Next week is one of Mexico’s biggest holidays — dia de Muertos or Day of the Dead. For a long-time American like me, it can be hard to separate it from Halloween, but the two holidays are quite different. Dia honors and celebrates the passing of loved ones, by having an annual funeral of sorts for everyone you’ve ever loved, topped off with a festive tone.
Today I visited one of the country’s largest markets for Muertos goods and handicrafts in Toluca, Mexico, about 50 kilometers from Mexico City. It’s called the Feria del Alfeñique y Dulce Tradicional de día de Muertos.
And, yep, I took lotsa photos:
The ultimate Muertos accessory? An ornate sugar skull, aka calavera:
How are these calaveras displayed, once they’ve been purchased at the market?
It depends. I, for one, simply love how they look. They’re colorful, a tad creepy (like me) and fun. So, I bought some longer lasting clay versions today, even though I don’t expect to be particularly reverent next weekend.
(Instead, my calaveras will become part of my guest bedroom(s) decor, since I love the idea of a calavera watching over my guests as they try to sleep, but instead toss and turn with the thoughts that 1) Wow, I’m in Mexico City and the altitude is really high and I’m totally exhausted and just want to sleep after all those margaritas but 2) there are skulls in every corner of this room.)
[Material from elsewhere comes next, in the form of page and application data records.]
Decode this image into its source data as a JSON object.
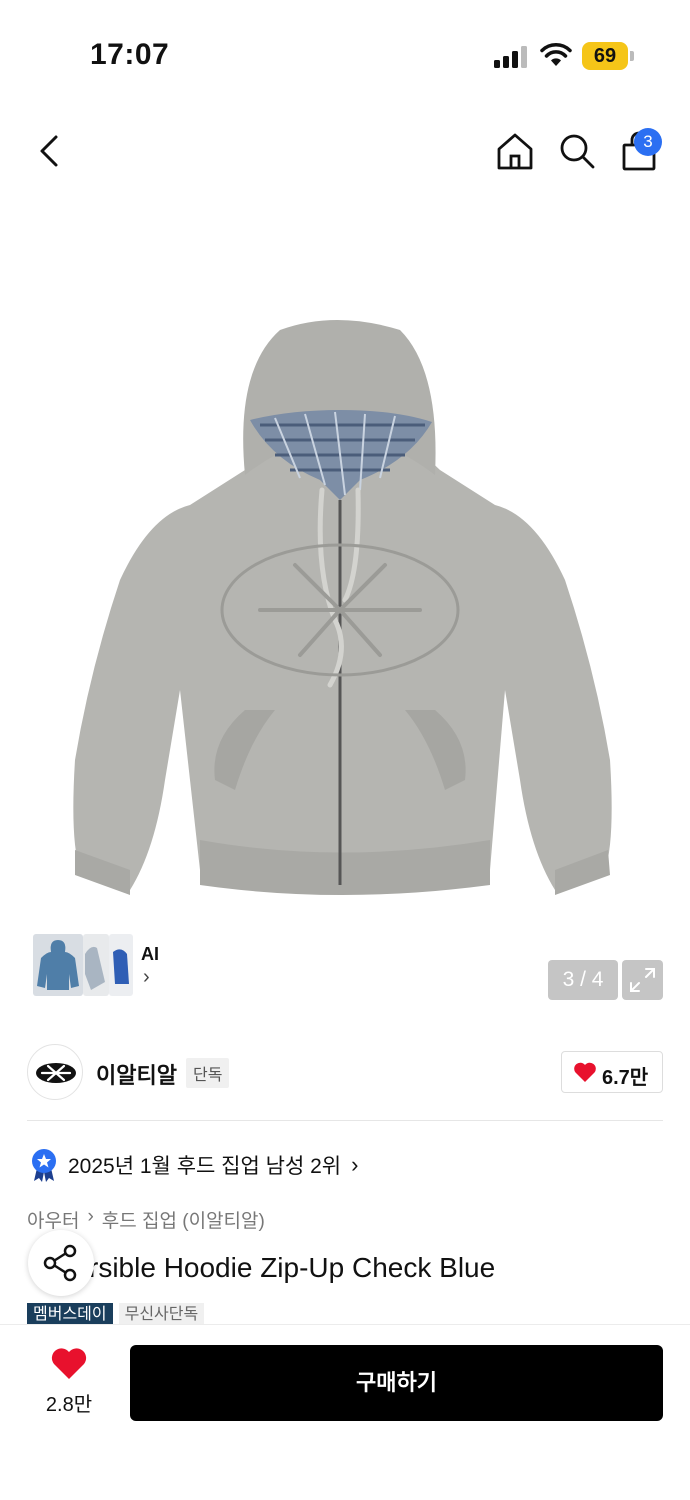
{
  "status_bar": {
    "time": "17:07",
    "battery": "69"
  },
  "header": {
    "cart_count": "3"
  },
  "gallery": {
    "ai_label": "AI",
    "pager": "3 / 4"
  },
  "brand": {
    "name": "이알티알",
    "tag": "단독",
    "like_count": "6.7만"
  },
  "ranking": {
    "text": "2025년 1월 후드 집업 남성 2위"
  },
  "breadcrumb": {
    "category": "아우터",
    "subcategory": "후드 집업 (이알티알)"
  },
  "product": {
    "title_visible": "rsible Hoodie Zip-Up Check Blue"
  },
  "badges": {
    "member": "멤버스데이",
    "exclusive": "무신사단독"
  },
  "bottom": {
    "like_count": "2.8만",
    "buy_label": "구매하기"
  },
  "colors": {
    "accent": "#2b6ff2",
    "heart": "#e8112d",
    "buy_button": "#000000",
    "member_badge": "#1a3e5c"
  }
}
But most people in Mexico will use them on graves, or in their homes, like offerings on a shrine. Here are some examples, from the La Feria de Alfenique displays in Toluca:
The sugar market is vast — it stretches the entire length of three sides of this building:
Most of the downtown area is covered with skeletal artwork and signs..
If you’d like to read more and see a lot more photos, I recommend this great blog about Dia de Muertos by Mary J. Andrade.
NOTE: TO SEE PHOTOS FROM THE 2008 ALFENIQUE/SUGAR SKULL MARKET, READ MY LATEST BLOG POST: DO YOU LIKE MY SUGAR SKULLS?